The Marvelous Land of Oz
by L. Frank Baum
The Marvelous Powder of Life
After considering the matter carefully, Tip decided that the best place
to locate Jack would be at the bend in the road, a little way from the
house. So he started to carry his man there, but found him heavy and
rather awkward to handle. After dragging the creature a short distance
Tip stood him on his feet, and by first bending the joints of one leg,
and then those of the other, at the same time pushing from behind, the
boy managed to induce Jack to walk to the bend in the road. It was not
accomplished without a few tumbles, and Tip really worked harder than he
ever had in the fields or forest; but a love of mischief urged him on,
and it pleased him to test the cleverness of his workmanship.
"Jack's all right, and works fine!" he said to himself, panting with the
unusual exertion. But just then he discovered the man's left arm had
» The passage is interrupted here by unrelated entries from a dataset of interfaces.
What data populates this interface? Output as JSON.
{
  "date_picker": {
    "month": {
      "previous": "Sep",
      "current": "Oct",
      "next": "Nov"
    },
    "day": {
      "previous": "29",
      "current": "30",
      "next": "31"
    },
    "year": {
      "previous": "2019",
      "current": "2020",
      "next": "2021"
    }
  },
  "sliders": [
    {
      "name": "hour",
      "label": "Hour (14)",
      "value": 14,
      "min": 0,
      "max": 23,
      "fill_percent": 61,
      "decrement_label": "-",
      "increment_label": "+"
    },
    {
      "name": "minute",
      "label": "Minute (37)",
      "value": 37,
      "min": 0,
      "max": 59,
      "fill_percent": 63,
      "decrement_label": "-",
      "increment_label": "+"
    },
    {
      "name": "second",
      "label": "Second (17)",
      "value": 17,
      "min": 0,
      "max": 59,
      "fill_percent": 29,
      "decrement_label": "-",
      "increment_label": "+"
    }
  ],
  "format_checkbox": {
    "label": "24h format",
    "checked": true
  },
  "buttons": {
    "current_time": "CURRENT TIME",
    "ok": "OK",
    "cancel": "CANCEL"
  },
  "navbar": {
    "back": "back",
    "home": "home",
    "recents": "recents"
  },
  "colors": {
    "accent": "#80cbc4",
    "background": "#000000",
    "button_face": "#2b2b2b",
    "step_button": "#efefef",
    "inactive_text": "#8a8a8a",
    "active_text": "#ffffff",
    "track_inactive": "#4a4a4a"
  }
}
fallen off in the journey so he went back to find it, and afterward, by
whittling a new and stouter pin for the shoulder-joint, he repaired the
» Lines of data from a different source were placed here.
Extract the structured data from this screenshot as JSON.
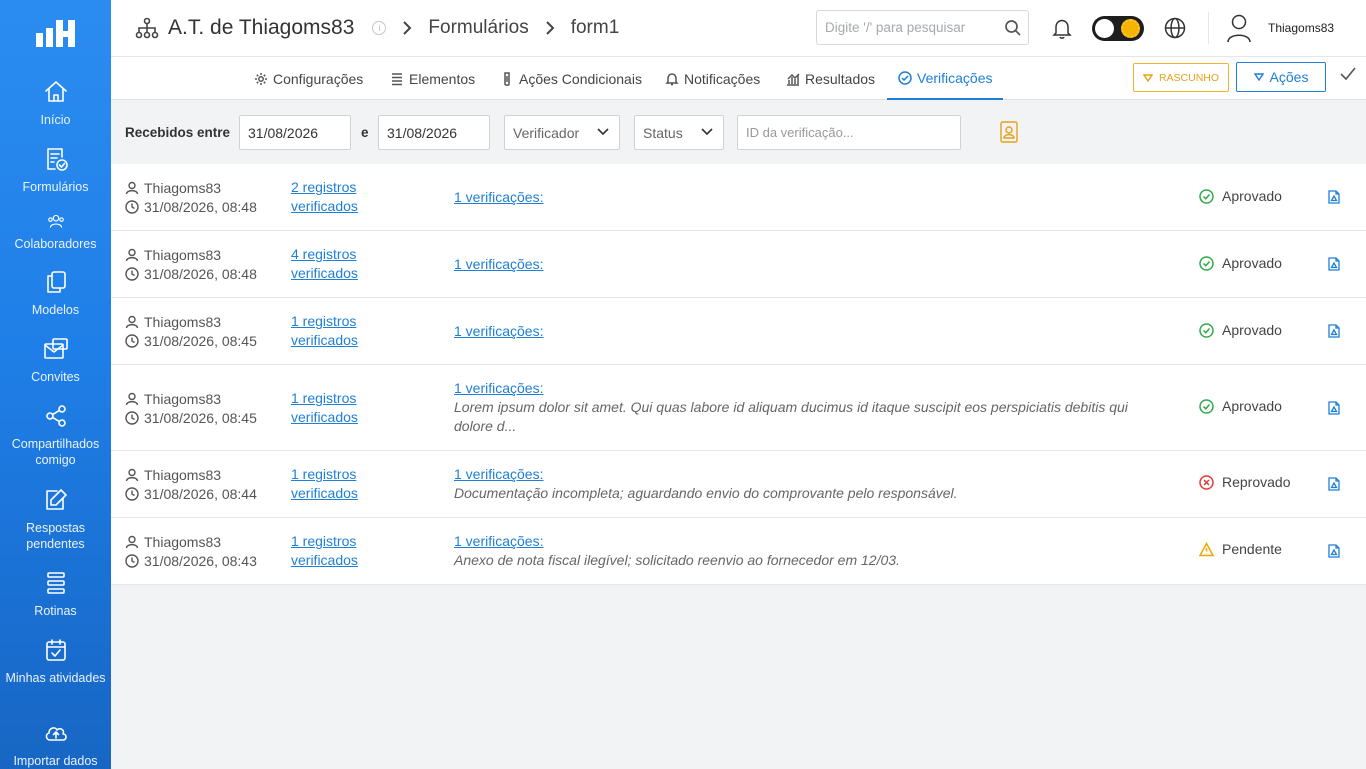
{
  "app": {
    "logo": "logo-icon"
  },
  "sidebar": {
    "items": [
      {
        "label": "Início",
        "icon": "home-icon"
      },
      {
        "label": "Formulários",
        "icon": "form-check-icon"
      },
      {
        "label": "Colaboradores",
        "icon": "users-icon"
      },
      {
        "label": "Modelos",
        "icon": "copy-icon"
      },
      {
        "label": "Convites",
        "icon": "mail-icon"
      },
      {
        "label": "Compartilhados comigo",
        "icon": "share-icon"
      },
      {
        "label": "Respostas pendentes",
        "icon": "edit-icon"
      },
      {
        "label": "Rotinas",
        "icon": "list-icon"
      },
      {
        "label": "Minhas atividades",
        "icon": "calendar-check-icon"
      },
      {
        "label": "Importar dados",
        "icon": "cloud-upload-icon"
      }
    ]
  },
  "header": {
    "org": "A.T. de Thiagoms83",
    "info": "i",
    "crumb1": "Formulários",
    "crumb2": "form1",
    "search_placeholder": "Digite '/' para pesquisar",
    "username": "Thiagoms83"
  },
  "tabs": [
    {
      "label": "Configurações",
      "icon": "gear-icon"
    },
    {
      "label": "Elementos",
      "icon": "list-icon"
    },
    {
      "label": "Ações Condicionais",
      "icon": "clip-icon"
    },
    {
      "label": "Notificações",
      "icon": "bell-icon"
    },
    {
      "label": "Resultados",
      "icon": "chart-icon"
    },
    {
      "label": "Verificações",
      "icon": "check-circle-icon",
      "active": true
    }
  ],
  "actions": {
    "draft": "RASCUNHO",
    "acoes": "Ações"
  },
  "filters": {
    "label": "Recebidos entre",
    "date_from": "31/08/2026",
    "and": "e",
    "date_to": "31/08/2026",
    "verifier": "Verificador",
    "status": "Status",
    "id_placeholder": "ID da verificação..."
  },
  "rows": [
    {
      "user": "Thiagoms83",
      "date": "31/08/2026, 08:48",
      "reg1": "2 registros",
      "reg2": "verificados",
      "ver": "1 verificações:",
      "note": "",
      "status": "Aprovado",
      "status_color": "#2faa4a"
    },
    {
      "user": "Thiagoms83",
      "date": "31/08/2026, 08:48",
      "reg1": "4 registros",
      "reg2": "verificados",
      "ver": "1 verificações:",
      "note": "",
      "status": "Aprovado",
      "status_color": "#2faa4a"
    },
    {
      "user": "Thiagoms83",
      "date": "31/08/2026, 08:45",
      "reg1": "1 registros",
      "reg2": "verificados",
      "ver": "1 verificações:",
      "note": "",
      "status": "Aprovado",
      "status_color": "#2faa4a"
    },
    {
      "user": "Thiagoms83",
      "date": "31/08/2026, 08:45",
      "reg1": "1 registros",
      "reg2": "verificados",
      "ver": "1 verificações:",
      "note": "Lorem ipsum dolor sit amet. Qui quas labore id aliquam ducimus id itaque suscipit eos perspiciatis debitis qui dolore d...",
      "status": "Aprovado",
      "status_color": "#2faa4a"
    },
    {
      "user": "Thiagoms83",
      "date": "31/08/2026, 08:44",
      "reg1": "1 registros",
      "reg2": "verificados",
      "ver": "1 verificações:",
      "note": "Documentação incompleta; aguardando envio do comprovante pelo responsável.",
      "status": "Reprovado",
      "status_color": "#e53935"
    },
    {
      "user": "Thiagoms83",
      "date": "31/08/2026, 08:43",
      "reg1": "1 registros",
      "reg2": "verificados",
      "ver": "1 verificações:",
      "note": "Anexo de nota fiscal ilegível; solicitado reenvio ao fornecedor em 12/03.",
      "status": "Pendente",
      "status_color": "#f0a500"
    }
  ]
}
injury so successfully that the arm was stronger than before. Tip also
noticed that Jack's pumpkin head had twisted around until it faced his
back; but this was easily remedied. When, at last, the man was set up
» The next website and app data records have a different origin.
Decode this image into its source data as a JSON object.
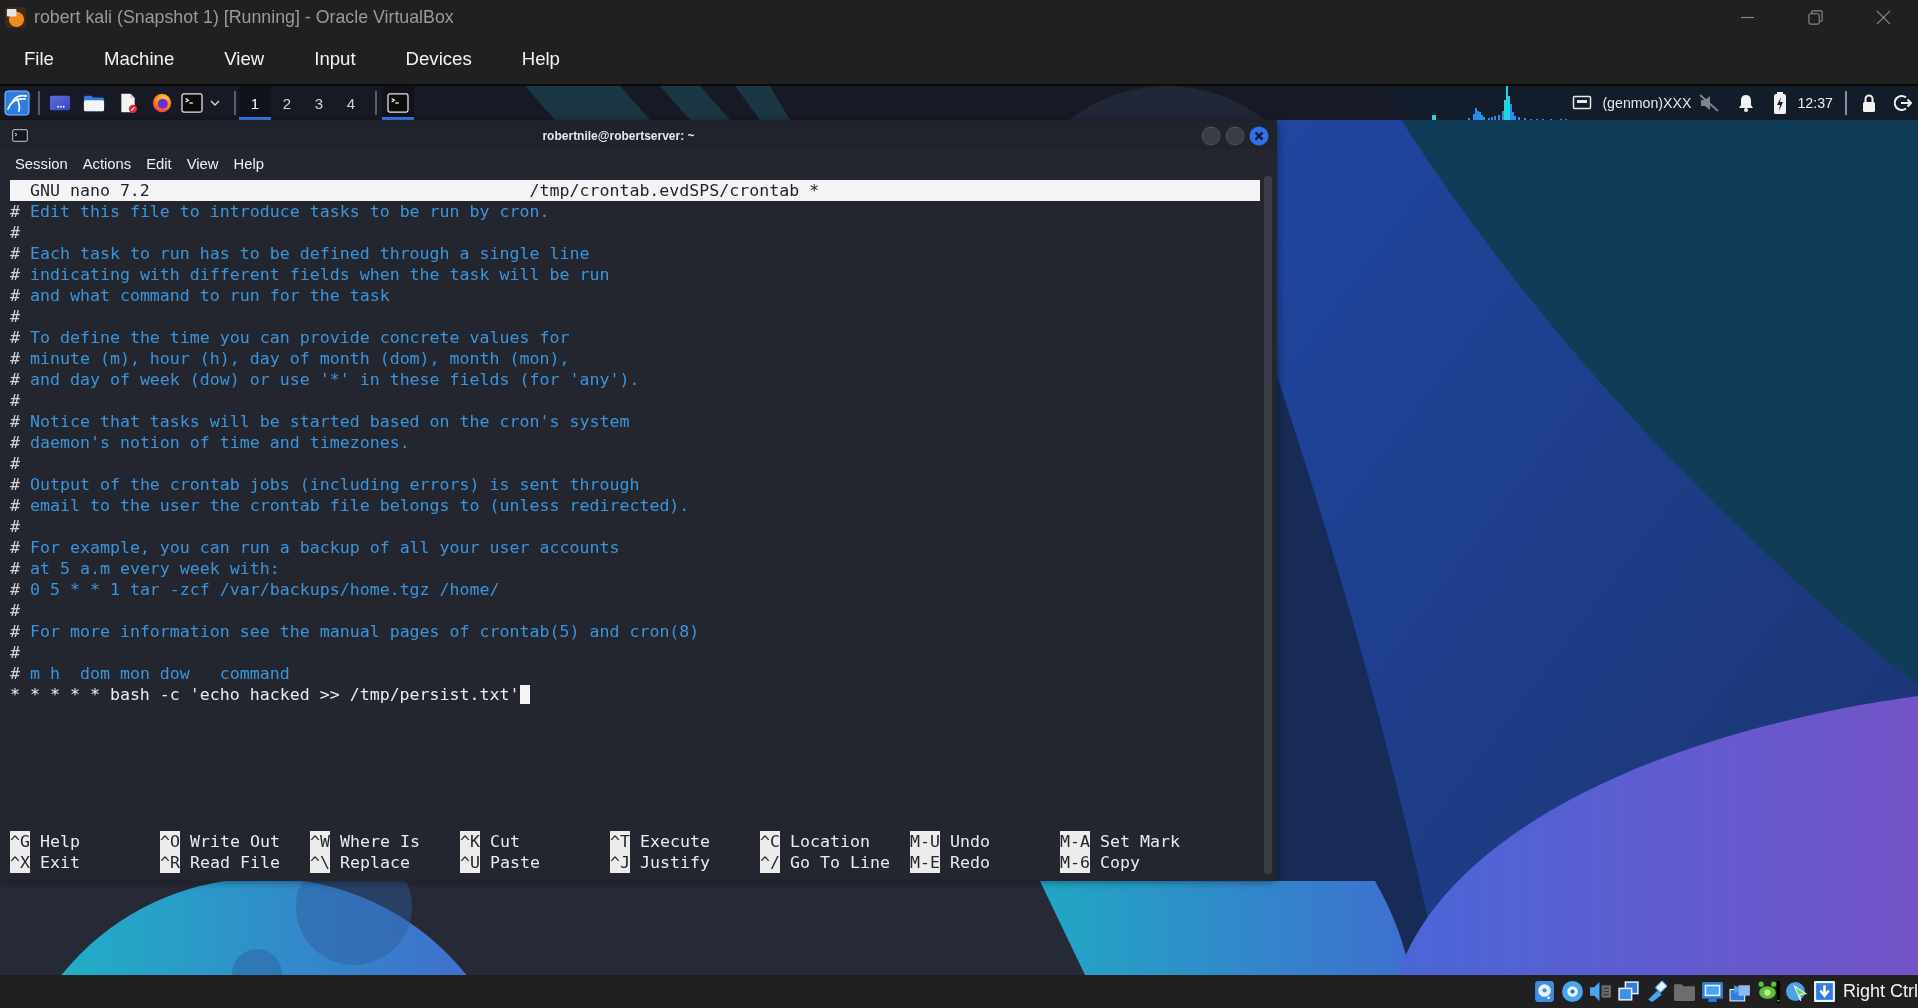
{
  "window": {
    "title": "robert kali (Snapshot 1) [Running] - Oracle VirtualBox"
  },
  "menu_bar": [
    "File",
    "Machine",
    "View",
    "Input",
    "Devices",
    "Help"
  ],
  "panel": {
    "workspaces": [
      {
        "label": "1",
        "selected": true
      },
      {
        "label": "2",
        "selected": false
      },
      {
        "label": "3",
        "selected": false
      },
      {
        "label": "4",
        "selected": false
      }
    ],
    "tasks": [
      {
        "kind": "terminal",
        "selected": true
      }
    ],
    "tray": {
      "genmon": "(genmon)XXX",
      "muted": true,
      "clock": "12:37"
    }
  },
  "terminal": {
    "title": "robertnile@robertserver: ~",
    "menu": [
      "Session",
      "Actions",
      "Edit",
      "View",
      "Help"
    ],
    "nano": {
      "version": "GNU nano 7.2",
      "file": "/tmp/crontab.evdSPS/crontab *",
      "lines": [
        {
          "kind": "comment",
          "marker": "#",
          "text": " Edit this file to introduce tasks to be run by cron.",
          "cursor": false
        },
        {
          "kind": "comment",
          "marker": "#",
          "cursor": false
        },
        {
          "kind": "comment",
          "marker": "#",
          "text": " Each task to run has to be defined through a single line",
          "cursor": false
        },
        {
          "kind": "comment",
          "marker": "#",
          "text": " indicating with different fields when the task will be run",
          "cursor": false
        },
        {
          "kind": "comment",
          "marker": "#",
          "text": " and what command to run for the task",
          "cursor": false
        },
        {
          "kind": "comment",
          "marker": "#",
          "cursor": false
        },
        {
          "kind": "comment",
          "marker": "#",
          "text": " To define the time you can provide concrete values for",
          "cursor": false
        },
        {
          "kind": "comment",
          "marker": "#",
          "text": " minute (m), hour (h), day of month (dom), month (mon),",
          "cursor": false
        },
        {
          "kind": "comment",
          "marker": "#",
          "text": " and day of week (dow) or use '*' in these fields (for 'any').",
          "cursor": false
        },
        {
          "kind": "comment",
          "marker": "#",
          "cursor": false
        },
        {
          "kind": "comment",
          "marker": "#",
          "text": " Notice that tasks will be started based on the cron's system",
          "cursor": false
        },
        {
          "kind": "comment",
          "marker": "#",
          "text": " daemon's notion of time and timezones.",
          "cursor": false
        },
        {
          "kind": "comment",
          "marker": "#",
          "cursor": false
        },
        {
          "kind": "comment",
          "marker": "#",
          "text": " Output of the crontab jobs (including errors) is sent through",
          "cursor": false
        },
        {
          "kind": "comment",
          "marker": "#",
          "text": " email to the user the crontab file belongs to (unless redirected).",
          "cursor": false
        },
        {
          "kind": "comment",
          "marker": "#",
          "cursor": false
        },
        {
          "kind": "comment",
          "marker": "#",
          "text": " For example, you can run a backup of all your user accounts",
          "cursor": false
        },
        {
          "kind": "comment",
          "marker": "#",
          "text": " at 5 a.m every week with:",
          "cursor": false
        },
        {
          "kind": "comment",
          "marker": "#",
          "text": " 0 5 * * 1 tar -zcf /var/backups/home.tgz /home/",
          "cursor": false
        },
        {
          "kind": "comment",
          "marker": "#",
          "cursor": false
        },
        {
          "kind": "comment",
          "marker": "#",
          "text": " For more information see the manual pages of crontab(5) and cron(8)",
          "cursor": false
        },
        {
          "kind": "comment",
          "marker": "#",
          "cursor": false
        },
        {
          "kind": "comment",
          "marker": "#",
          "text": " m h  dom mon dow   command",
          "cursor": false
        },
        {
          "kind": "entry",
          "text": "* * * * * bash -c 'echo hacked >> /tmp/persist.txt'",
          "cursor": true
        }
      ],
      "shortcut_rows": [
        [
          {
            "key": "^G",
            "label": "Help"
          },
          {
            "key": "^O",
            "label": "Write Out"
          },
          {
            "key": "^W",
            "label": "Where Is"
          },
          {
            "key": "^K",
            "label": "Cut"
          },
          {
            "key": "^T",
            "label": "Execute"
          },
          {
            "key": "^C",
            "label": "Location"
          },
          {
            "key": "M-U",
            "label": "Undo"
          },
          {
            "key": "M-A",
            "label": "Set Mark"
          }
        ],
        [
          {
            "key": "^X",
            "label": "Exit"
          },
          {
            "key": "^R",
            "label": "Read File"
          },
          {
            "key": "^\\",
            "label": "Replace"
          },
          {
            "key": "^U",
            "label": "Paste"
          },
          {
            "key": "^J",
            "label": "Justify"
          },
          {
            "key": "^/",
            "label": "Go To Line"
          },
          {
            "key": "M-E",
            "label": "Redo"
          },
          {
            "key": "M-6",
            "label": "Copy"
          }
        ]
      ]
    }
  },
  "status_bar": {
    "host_key": "Right Ctrl"
  }
}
facing the turn in the path where old Mombi was to appear, he looked
natural enough to be a fair imitation of a Gillikin farmer, -- and
unnatural enough to startle anyone that came on him unawares.
As it was yet too early in the day to expect the old woman to return
home, Tip went down into the valley below the farm-house and began to
gather nuts from the trees that grew there.
However, old Mombi returned earlier than usual. She had met a crooked
wizard who resided in a lonely cave in the mountains, and had traded
several important secrets of magic with him. Having in this way secured
three new recipes, four magical powders and a selection of herbs of
wonderful power and potency, she hobbled home as fast as she could, in
order to test her new sorceries.
So intent was Mombi on the treasures she had gained that when she turned
the bend in the road and caught a glimpse of the man, she merely nodded
"Good evening, sir."
But, a moment after, noting that the person did not move or reply, she
cast a shrewd glance into his face and discovered his pumpkin head
elaborately carved by Tip's jack-knife.
"Heh!" ejaculated Mombi, giving a sort of grunt; "that rascally boy has
been playing tricks again! Very good! ve -- ry good! I'll beat him
black- and-blue for trying to scare me in this fashion!"
Angrily she raised her stick to smash in the grinning pumpkin head of
the dummy; but a sudden thought made her pause, the uplifted stick left
motionless in the air.
"Why, here is a good chance to try my new powder!" said she, eagerly.
"And then I can tell whether that crooked wizard has fairly traded
secrets, or whether he has fooled me as wickedly as I fooled him."
So she set down her basket and began fumbling in it for one of the
precious powders she had obtained.
While Mombi was thus occupied Tip strolled back, with his pockets full
of nuts, and discovered the old woman standing beside his man and
apparently not the least bit frightened by it.